Two of my close friends committed suicide. A third friend, an IAS officer who retired as Chief Secretary of a state, has ended up in a mental hospital. He never tried to take his own life but in college had lunged at me once with a knife. A close relative attempted suicide in Australia but survived because of timely help. Both the friends who killed themselves were bright, if not brilliant, and were successful in their chosen fields. They were hugely popular and to our envy had several accomplished women eating out of their hands. They were happily married though and we spent lot of time together.
That they were troubled occurred to some of us when one of them darkly claimed there was a CIA conspiracy to kill him. We laughed at him. He began to avoid us, claiming that we had joined the conspiracy against him. He was forced to consult a psychiatrist and put under medication. He recovered in about four months, joked that he had returned from the brink and we celebrated. A few months down the line, he was dead, having drowned himself. He had tied a brick to his ankle before jumping into a lake.
The relative, when he was brought back from Australia, would initially say nothing and stare vacantly at us. I made it a point to spend an hour with him every day and for the first week or so, delivered monologues, shared jokes, read out from newspapers and chatted about food, music and films. There was no reaction. After a time, he began to sit up when I approached. After some more time he began asking questions in monosyllables. Why? How? When?

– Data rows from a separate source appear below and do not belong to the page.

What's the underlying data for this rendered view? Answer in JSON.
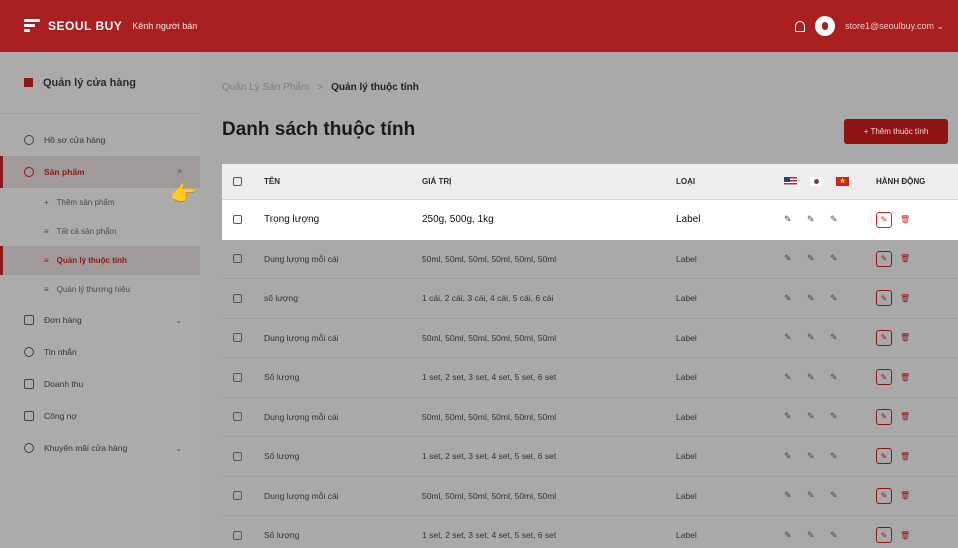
{
  "header": {
    "brand": "SEOUL BUY",
    "seller_channel": "Kênh người bán",
    "user_email": "store1@seoulbuy.com"
  },
  "sidebar": {
    "store_title": "Quản lý cửa hàng",
    "items": [
      {
        "label": "Hồ sơ cửa hàng"
      },
      {
        "label": "Sản phẩm"
      },
      {
        "label": "Đơn hàng"
      },
      {
        "label": "Tin nhắn"
      },
      {
        "label": "Doanh thu"
      },
      {
        "label": "Công nợ"
      },
      {
        "label": "Khuyến mãi cửa hàng"
      }
    ],
    "subitems": [
      {
        "label": "Thêm sản phẩm",
        "prefix": "+"
      },
      {
        "label": "Tất cả sản phẩm",
        "prefix": "≡"
      },
      {
        "label": "Quản lý thuộc tính",
        "prefix": "≡"
      },
      {
        "label": "Quản lý thương hiệu",
        "prefix": "≡"
      }
    ]
  },
  "breadcrumb": {
    "parent": "Quản Lý Sản Phẩm",
    "separator": ">",
    "current": "Quản lý thuộc tính"
  },
  "page": {
    "title": "Danh sách thuộc tính",
    "add_button": "+ Thêm thuộc tính"
  },
  "table": {
    "headers": {
      "name": "TÊN",
      "value": "GIÁ TRỊ",
      "type": "LOẠI",
      "actions": "HÀNH ĐỘNG"
    },
    "rows": [
      {
        "name": "Trọng lượng",
        "value": "250g, 500g, 1kg",
        "type": "Label"
      },
      {
        "name": "Dung lượng mỗi cái",
        "value": "50ml, 50ml, 50ml, 50ml, 50ml, 50ml",
        "type": "Label"
      },
      {
        "name": "số lượng",
        "value": "1 cái, 2 cái, 3 cái, 4 cái, 5 cái, 6 cái",
        "type": "Label"
      },
      {
        "name": "Dung lượng mỗi cái",
        "value": "50ml, 50ml, 50ml, 50ml, 50ml, 50ml",
        "type": "Label"
      },
      {
        "name": "Số lượng",
        "value": "1 set, 2 set, 3 set, 4 set, 5 set, 6 set",
        "type": "Label"
      },
      {
        "name": "Dung lượng mỗi cái",
        "value": "50ml, 50ml, 50ml, 50ml, 50ml, 50ml",
        "type": "Label"
      },
      {
        "name": "Số lượng",
        "value": "1 set, 2 set, 3 set, 4 set, 5 set, 6 set",
        "type": "Label"
      },
      {
        "name": "Dung lượng mỗi cái",
        "value": "50ml, 50ml, 50ml, 50ml, 50ml, 50ml",
        "type": "Label"
      },
      {
        "name": "Số lượng",
        "value": "1 set, 2 set, 3 set, 4 set, 5 set, 6 set",
        "type": "Label"
      }
    ]
  },
  "colors": {
    "brand": "#a91f1f",
    "accent": "#8e1414"
  },
  "icons": [
    "bell-icon",
    "user-avatar-icon",
    "store-icon",
    "pointing-hand-icon",
    "edit-icon",
    "trash-icon",
    "flag-us-icon",
    "flag-kr-icon",
    "flag-vn-icon"
  ]
}
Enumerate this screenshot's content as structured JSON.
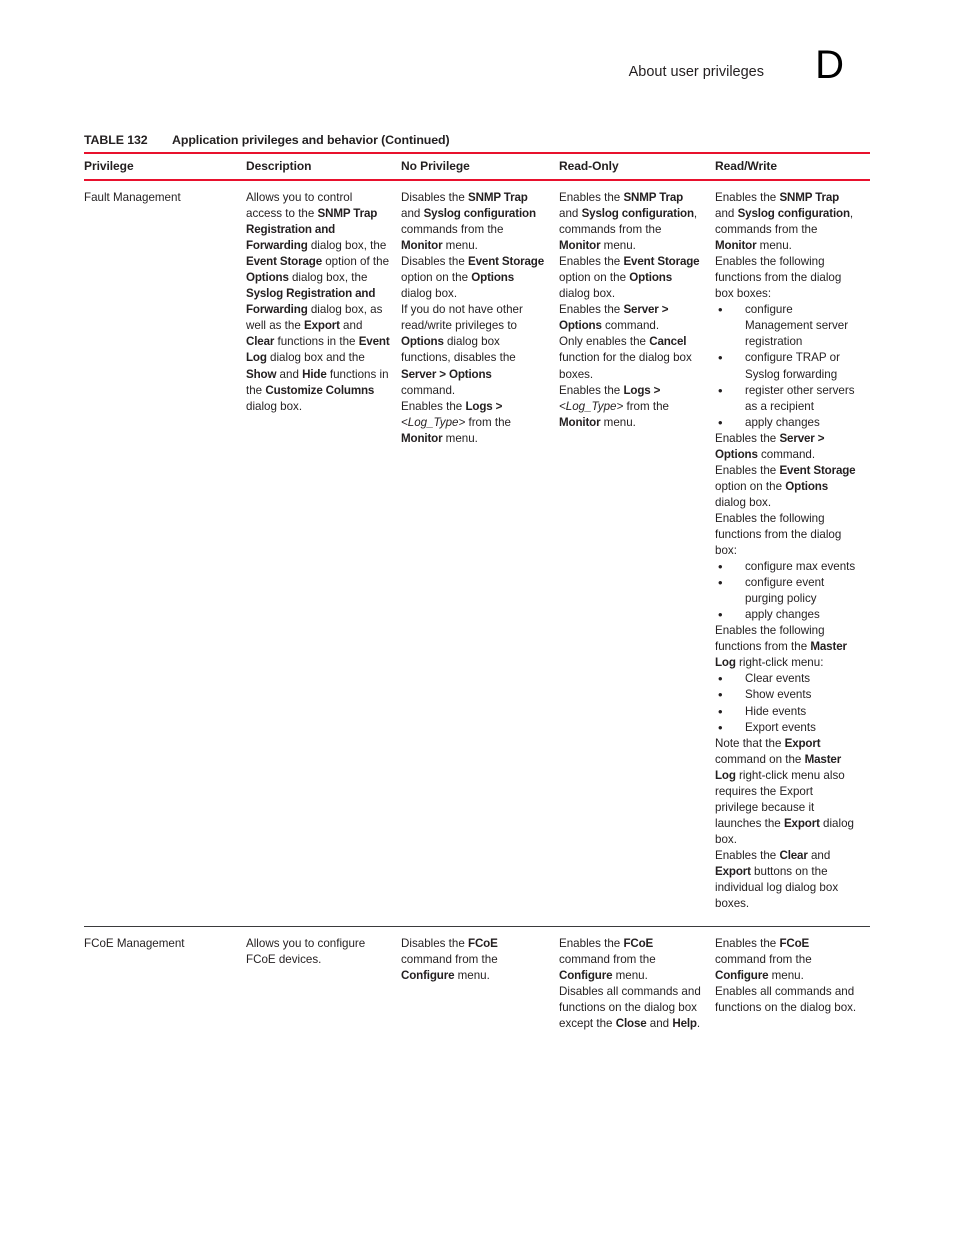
{
  "header": {
    "chapter_title": "About user privileges",
    "chapter_letter": "D"
  },
  "table": {
    "caption_number": "TABLE 132",
    "caption_text": "Application privileges and behavior (Continued)",
    "accent_color": "#e8112d",
    "rule_color": "#3a3a3c",
    "columns": [
      "Privilege",
      "Description",
      "No Privilege",
      "Read-Only",
      "Read/Write"
    ],
    "rows": [
      {
        "privilege": "Fault Management",
        "description_html": "Allows you to control access to the <b>SNMP Trap Registration and Forwarding</b> dialog box, the <b>Event Storage</b> option of the <b>Options</b> dialog box, the <b>Syslog Registration and Forwarding</b> dialog box, as well as the <b>Export</b> and <b>Clear</b> functions in the <b>Event Log</b> dialog box and the <b>Show</b> and <b>Hide</b> functions in the <b>Customize Columns</b> dialog box.",
        "no_privilege_html": "<p>Disables the <b>SNMP Trap</b> and <b>Syslog configuration</b> commands from the <b>Monitor</b> menu.</p><p>Disables the <b>Event Storage</b> option on the <b>Options</b> dialog box.</p><p>If you do not have other read/write privileges to <b>Options</b> dialog box functions, disables the <b>Server &gt; Options</b> command.</p><p>Enables the <b>Logs &gt;</b> <i>&lt;Log_Type&gt;</i> from the <b>Monitor</b> menu.</p>",
        "read_only_html": "<p>Enables the <b>SNMP Trap</b> and <b>Syslog configuration</b>, commands from the <b>Monitor</b> menu.</p><p>Enables the <b>Event Storage</b> option on the <b>Options</b> dialog box.</p><p>Enables the <b>Server &gt; Options</b> command.</p><p>Only enables the <b>Cancel</b> function for the dialog box boxes.</p><p>Enables the <b>Logs &gt;</b> <i>&lt;Log_Type&gt;</i> from the <b>Monitor</b> menu.</p>",
        "read_write_html": "<p>Enables the <b>SNMP Trap</b> and <b>Syslog configuration</b>, commands from the <b>Monitor</b> menu.</p><p>Enables the following functions from the dialog box boxes:</p><ul class=\"blist\"><li>configure Management server registration</li><li>configure TRAP or Syslog forwarding</li><li>register other servers as a recipient</li><li>apply changes</li></ul><p>Enables the <b>Server &gt; Options</b> command.</p><p>Enables the <b>Event Storage</b> option on the <b>Options</b> dialog box.</p><p>Enables the following functions from the dialog box:</p><ul class=\"blist\"><li>configure max events</li><li>configure event purging policy</li><li>apply changes</li></ul><p>Enables the following functions from the <b>Master Log</b> right-click menu:</p><ul class=\"blist\"><li>Clear events</li><li>Show events</li><li>Hide events</li><li>Export events</li></ul><p>Note that the <b>Export</b> command on the <b>Master Log</b> right-click menu also requires the Export privilege because it launches the <b>Export</b> dialog box.</p><p>Enables the <b>Clear</b> and <b>Export</b> buttons on the individual log dialog box boxes.</p>"
      },
      {
        "privilege": "FCoE Management",
        "description_html": "Allows you to configure FCoE devices.",
        "no_privilege_html": "<p>Disables the <b>FCoE</b> command from the <b>Configure</b> menu.</p>",
        "read_only_html": "<p>Enables the <b>FCoE</b> command from the <b>Configure</b> menu.</p><p>Disables all commands and functions on the dialog box except the <b>Close</b> and <b>Help</b>.</p>",
        "read_write_html": "<p>Enables the <b>FCoE</b> command from the <b>Configure</b> menu.</p><p>Enables all commands and functions on the dialog box.</p>"
      }
    ]
  }
}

It took a month before he began confiding. He could hear what others were thinking, even when they were far away. He was suspicious of everybody and reluctant to step out the Indian embassy in Beijing, China of his room. Ten years have passed since then. He has completed his Ph.D. from one of the IITs after doing a mater’s course engineering. He has worked in one of the IITs and at IISC, Bangalore. The best part is that he can share with friends what he has gone through, admits freely that he is under medication and laughs away all suggestions that he get married. “Had it been a daughter, would you have allowed her to marry someone like me,” he asked his parents.
Unlike in Hindi films, which have done a great disservice by depicting mental illness as comic, in my experience most of the mentally ill have been skillful, intelligent and kind. They had their bouts of doubts and delusions. An elegant lady, I remember, was convinced that she was having an affair with filmmaker Satyajit Ray. A handsome England returned dude from an industrialist’s family would lose his mind whenever he saw photographs of Queen Elizabeth in the newspapers. But by and large you couldn’t make out they had any illness.
Mental illness is harder to bear. Hiding inner demons at home or the workplace is often unbearably difficult. Even more ‘normal’ feelings of fear, insecurity or jealousy need to be cloaked lest they evoke ridicule. Mental pain cannot be seen. A common cold can make a sympathetic boss send you home. But a panic or anxiety attack is more likely to be seen with suspicion.
Psychiatry is still in its infancy. But it is now known that genes and chemical imbalances are responsible for delusions and paranoia. If diagnosed and treated early, most of the victims can lead fruitful, even successful and normal lives. But it is useless to expect the Government to put together an effective system and structure to deal with mental health. People need to mobilise themselves to spread awareness, remove the stigma and help the needy.